We’ve been kinda snowed in here – it’s pretty insane to be honest, but I don’t even have an opinion on this anymore to be honest. Spring will come… some time (soon, I hope).

I started my day with a delicious breakfast in bed, then went to hunt for easter eggs at my grandparent’s house before we had them over for lunch. It was super, super yummy. In my family we love to entertain and cook for guests, so that’s a huge plus.
We enjoy simple, good food. High quality food that you don’t haveto do much with. Something that’s easy and quick to prepare but pretends to be really lavish. Maybe you could say that we just like to cheat ;)

/snowed in in April?
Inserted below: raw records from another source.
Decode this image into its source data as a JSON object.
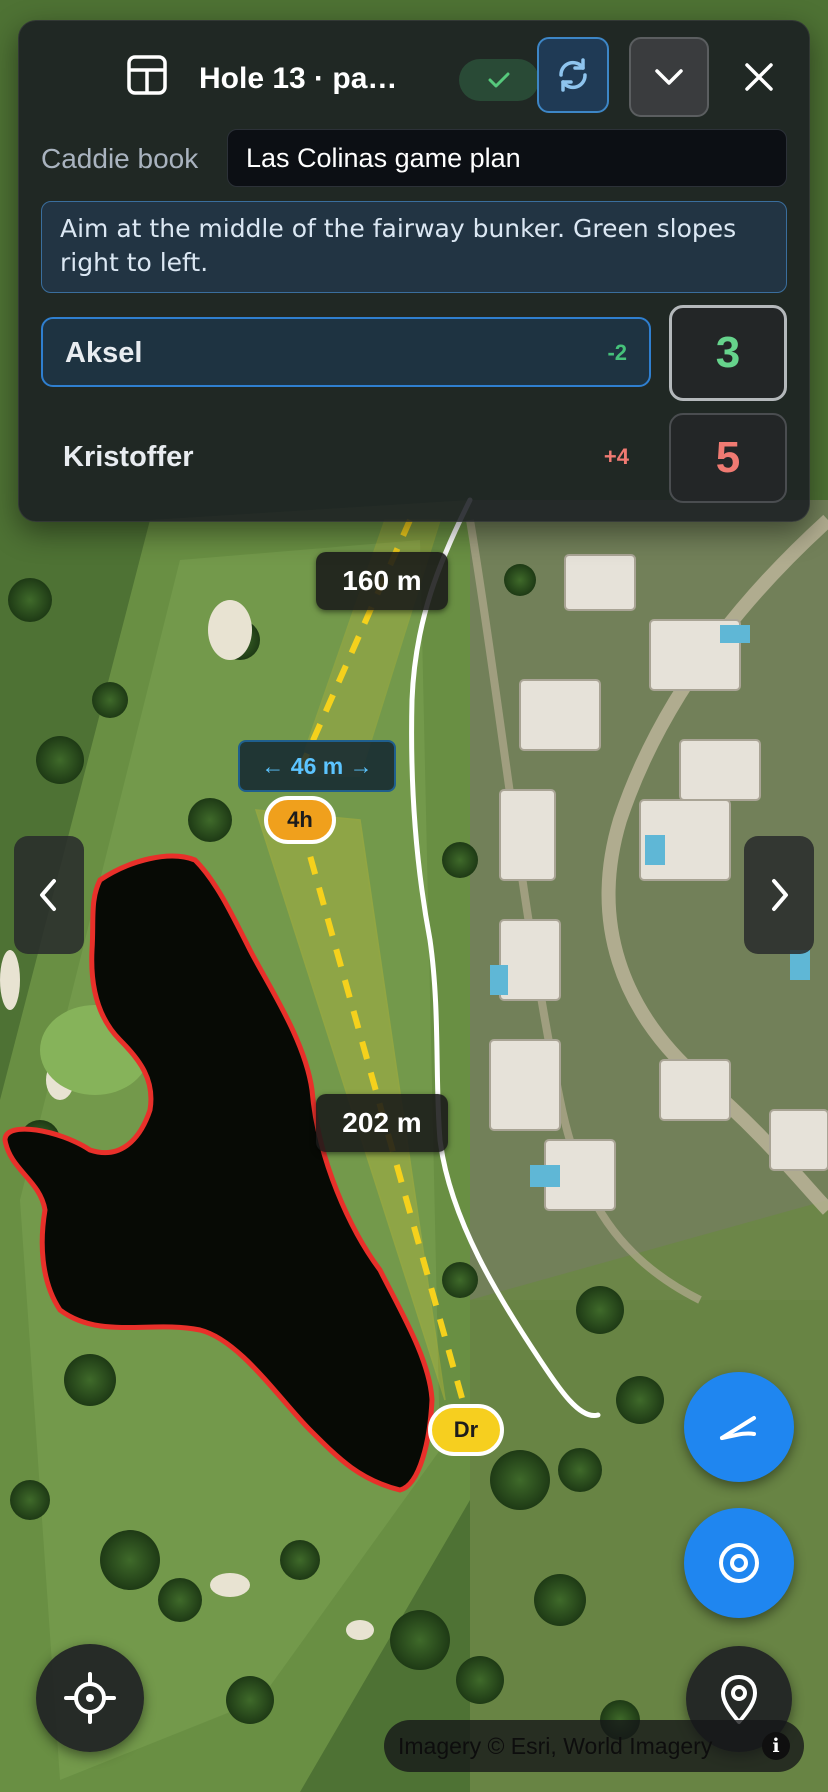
{
  "header": {
    "hole_title": "Hole 13 · pa…",
    "icons": {
      "table": "table-icon",
      "check": "check-icon",
      "sync": "sync-icon",
      "collapse": "chevron-down-icon",
      "close": "close-icon"
    }
  },
  "caddie": {
    "label": "Caddie book",
    "value": "Las Colinas game plan"
  },
  "note": "Aim at the middle of the fairway bunker. Green slopes right to left.",
  "players": [
    {
      "name": "Aksel",
      "diff": "-2",
      "score": "3",
      "active": true
    },
    {
      "name": "Kristoffer",
      "diff": "+4",
      "score": "5",
      "active": false
    }
  ],
  "map": {
    "distance_far": "160 m",
    "distance_near": "202 m",
    "width_label": "← 46 m →",
    "club_far": "4h",
    "club_near": "Dr",
    "attribution": "Imagery © Esri, World Imagery",
    "colors": {
      "hazard_outline": "#e8302a",
      "shot_line": "#f5d11c",
      "accent": "#1f86f0"
    }
  },
  "nav": {
    "prev_icon": "chevron-left-icon",
    "next_icon": "chevron-right-icon"
  },
  "fabs": {
    "draw_icon": "draw-icon",
    "target_icon": "target-icon",
    "pin_icon": "map-pin-icon",
    "locate_icon": "crosshair-icon"
  }
}
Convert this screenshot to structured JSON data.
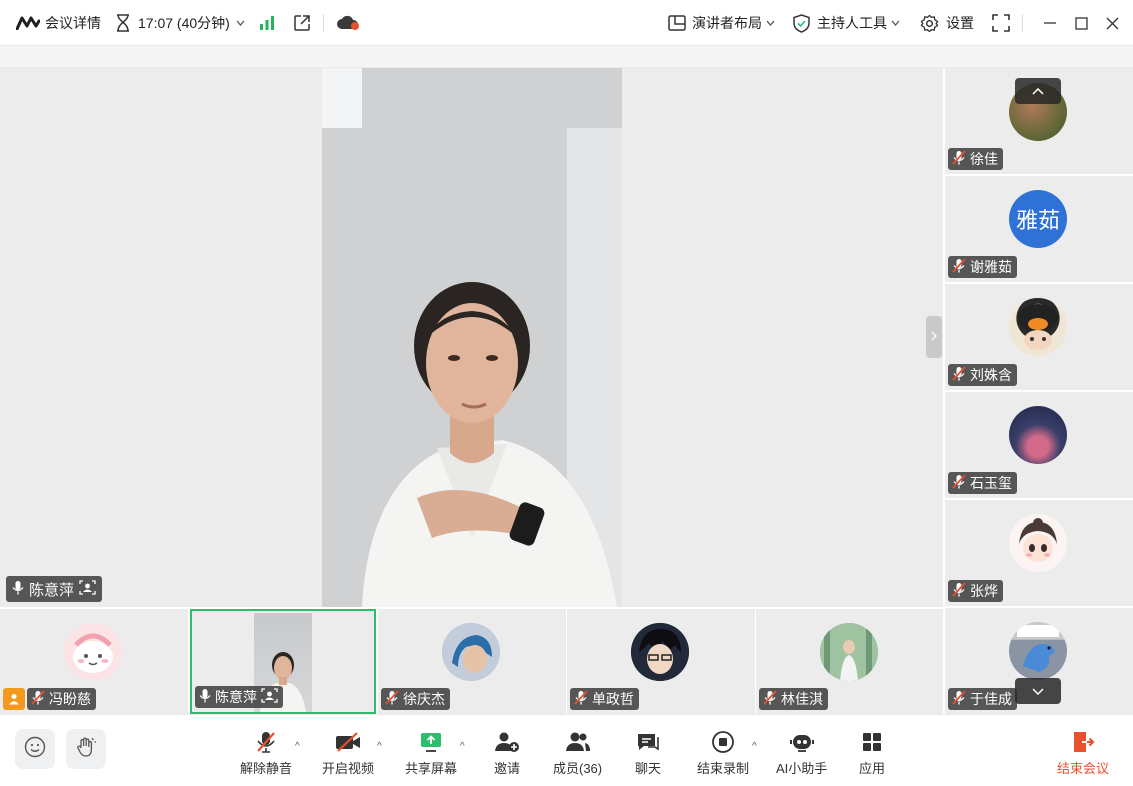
{
  "titlebar": {
    "meeting_details": "会议详情",
    "timer": "17:07 (40分钟)",
    "layout_label": "演讲者布局",
    "host_tools_label": "主持人工具",
    "settings_label": "设置"
  },
  "stage": {
    "speaker_name": "陈意萍"
  },
  "side_participants": [
    {
      "name": "徐佳"
    },
    {
      "name": "谢雅茹",
      "avatar_text": "雅茹"
    },
    {
      "name": "刘姝含"
    },
    {
      "name": "石玉玺"
    },
    {
      "name": "张烨"
    },
    {
      "name": "于佳成"
    }
  ],
  "strip_participants": [
    {
      "name": "冯盼慈"
    },
    {
      "name": "陈意萍"
    },
    {
      "name": "徐庆杰"
    },
    {
      "name": "单政哲"
    },
    {
      "name": "林佳淇"
    }
  ],
  "toolbar": {
    "unmute": "解除静音",
    "start_video": "开启视频",
    "share_screen": "共享屏幕",
    "invite": "邀请",
    "members": "成员(36)",
    "chat": "聊天",
    "end_recording": "结束录制",
    "ai_assistant": "AI小助手",
    "apps": "应用",
    "end_meeting": "结束会议"
  },
  "colors": {
    "accent_green": "#2dbd6e",
    "end_red": "#e8502f",
    "avatar_blue": "#2f72d6",
    "signal_green": "#27b35a"
  }
}
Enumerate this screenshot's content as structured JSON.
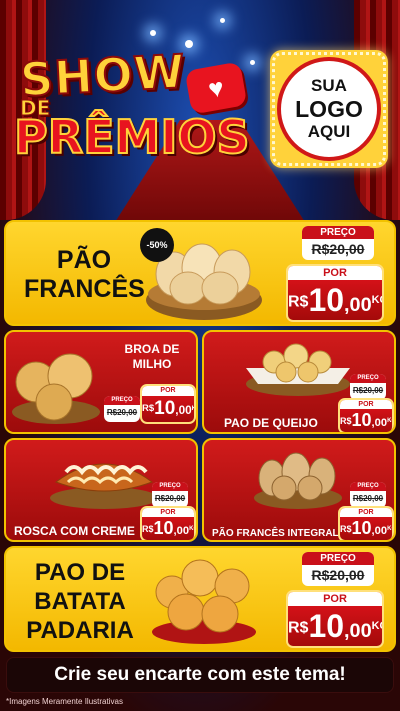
{
  "header": {
    "title_line1": "SHOW",
    "title_line2": "DE",
    "title_line3": "PRÊMIOS",
    "logo_line1": "SUA",
    "logo_line2": "LOGO",
    "logo_line3": "AQUI"
  },
  "products": [
    {
      "id": "pao-frances",
      "name_lines": [
        "PÃO",
        "FRANCÊS"
      ],
      "discount": "-50%",
      "old_label": "PREÇO",
      "old_price": "R$20,00",
      "new_label": "POR",
      "currency": "R$",
      "price_int": "10",
      "price_cents": ",00",
      "unit": "KG"
    },
    {
      "id": "broa-de-milho",
      "name_lines": [
        "BROA DE",
        "MILHO"
      ],
      "old_label": "PREÇO",
      "old_price": "R$20,00",
      "new_label": "POR",
      "currency": "R$",
      "price_int": "10",
      "price_cents": ",00",
      "unit": "KG"
    },
    {
      "id": "pao-de-queijo",
      "name_lines": [
        "PAO DE QUEIJO"
      ],
      "old_label": "PREÇO",
      "old_price": "R$20,00",
      "new_label": "POR",
      "currency": "R$",
      "price_int": "10",
      "price_cents": ",00",
      "unit": "KG"
    },
    {
      "id": "rosca-com-creme",
      "name_lines": [
        "ROSCA COM CREME"
      ],
      "old_label": "PREÇO",
      "old_price": "R$20,00",
      "new_label": "POR",
      "currency": "R$",
      "price_int": "10",
      "price_cents": ",00",
      "unit": "KG"
    },
    {
      "id": "pao-frances-integral",
      "name_lines": [
        "PÃO FRANCÊS INTEGRAL"
      ],
      "old_label": "PREÇO",
      "old_price": "R$20,00",
      "new_label": "POR",
      "currency": "R$",
      "price_int": "10",
      "price_cents": ",00",
      "unit": "KG"
    },
    {
      "id": "pao-de-batata",
      "name_lines": [
        "PAO DE",
        "BATATA",
        "PADARIA"
      ],
      "old_label": "PREÇO",
      "old_price": "R$20,00",
      "new_label": "POR",
      "currency": "R$",
      "price_int": "10",
      "price_cents": ",00",
      "unit": "KG"
    }
  ],
  "cta": "Crie seu encarte com este tema!",
  "footnote": "*Imagens Meramente Ilustrativas",
  "icons": [
    "heart-icon",
    "bread-basket-icon"
  ],
  "colors": {
    "brand_red": "#d11b1b",
    "brand_yellow": "#ffd62e",
    "dark": "#1b0606"
  }
}
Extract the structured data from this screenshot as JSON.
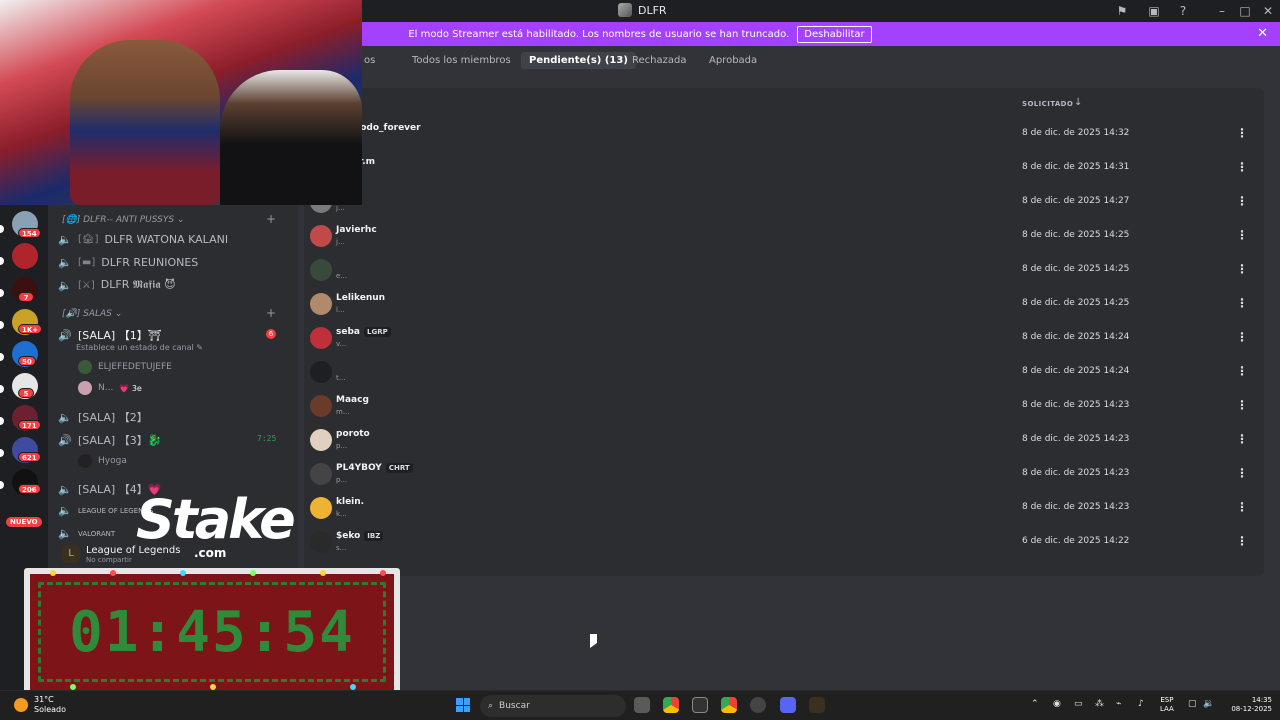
{
  "window": {
    "title": "DLFR"
  },
  "banner": {
    "message": "El modo Streamer está habilitado. Los nombres de usuario se han truncado.",
    "disable_label": "Deshabilitar"
  },
  "tabs": [
    {
      "label": "os"
    },
    {
      "label": "Todos los miembros"
    },
    {
      "label": "Pendiente(s) (13)",
      "active": true
    },
    {
      "label": "Rechazada"
    },
    {
      "label": "Aprobada"
    }
  ],
  "table": {
    "column_header": "SOLICITADO",
    "rows": [
      {
        "name": "pezgodo_forever",
        "sub": "",
        "date": "8 de dic. de 2025 14:32",
        "badge": ""
      },
      {
        "name": "ooo_r.m",
        "sub": "",
        "date": "8 de dic. de 2025 14:31",
        "badge": ""
      },
      {
        "name": "",
        "sub": "j...",
        "date": "8 de dic. de 2025 14:27",
        "badge": ""
      },
      {
        "name": "Javierhc",
        "sub": "j...",
        "date": "8 de dic. de 2025 14:25",
        "badge": ""
      },
      {
        "name": "",
        "sub": "e...",
        "date": "8 de dic. de 2025 14:25",
        "badge": ""
      },
      {
        "name": "Lelikenun",
        "sub": "l...",
        "date": "8 de dic. de 2025 14:25",
        "badge": ""
      },
      {
        "name": "seba",
        "sub": "v...",
        "date": "8 de dic. de 2025 14:24",
        "badge": "LGRP"
      },
      {
        "name": "",
        "sub": "t...",
        "date": "8 de dic. de 2025 14:24",
        "badge": ""
      },
      {
        "name": "Maacg",
        "sub": "m...",
        "date": "8 de dic. de 2025 14:23",
        "badge": ""
      },
      {
        "name": "poroto",
        "sub": "p...",
        "date": "8 de dic. de 2025 14:23",
        "badge": ""
      },
      {
        "name": "PL4YBOY",
        "sub": "p...",
        "date": "8 de dic. de 2025 14:23",
        "badge": "CHRT"
      },
      {
        "name": "klein.",
        "sub": "k...",
        "date": "8 de dic. de 2025 14:23",
        "badge": ""
      },
      {
        "name": "$eko",
        "sub": "s...",
        "date": "6 de dic. de 2025 14:22",
        "badge": "IBZ"
      }
    ]
  },
  "channels": {
    "category_1": "DLFR-- ANTI PUSSYS",
    "voice_1": [
      {
        "label": "DLFR WATONA KALANI",
        "tag": "[🏚]"
      },
      {
        "label": "DLFR REUNIONES",
        "tag": "[▬]"
      },
      {
        "label": "DLFR 𝕸𝖆𝖋𝖎𝖆 😈",
        "tag": "[⚔]"
      }
    ],
    "category_2": "SALAS",
    "sala1": {
      "label": "[SALA] 【1】⛩",
      "status": "Establece un estado de canal",
      "count": "6"
    },
    "sala1_members": [
      {
        "name": "ELJEFEDETUJEFE"
      },
      {
        "name": "N...",
        "extra": "💗 3e"
      }
    ],
    "sala2": {
      "label": "[SALA] 【2】"
    },
    "sala3": {
      "label": "[SALA] 【3】🐉",
      "time": "7:25"
    },
    "sala3_members": [
      {
        "name": "Hyoga"
      }
    ],
    "sala4": {
      "label": "[SALA] 【4】💗"
    },
    "lol_channel": {
      "label": "LEAGUE OF LEGENDS"
    },
    "valorant_channel": {
      "label": "VALORANT"
    }
  },
  "rail": {
    "badges": [
      "154",
      "7",
      "1K+",
      "50",
      "5",
      "171",
      "621",
      "206"
    ],
    "new_label": "NUEVO"
  },
  "activity": {
    "title": "League of Legends",
    "subtitle": "No compartir"
  },
  "overlay": {
    "brand": "Stake",
    "brand_suffix": ".com",
    "countdown": "01:45:54"
  },
  "taskbar": {
    "weather_temp": "31°C",
    "weather_desc": "Soleado",
    "search_label": "Buscar",
    "lang_1": "ESP",
    "lang_2": "LAA",
    "time": "14:35",
    "date": "08-12-2025"
  }
}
I’m so done.
/successful easter egg hunt.
/drinks (strawberry punch).
/fried eggs with red beet.
/lamb with chard and fried polenta.
/brioche with orange-curd cheese and orange slices on top.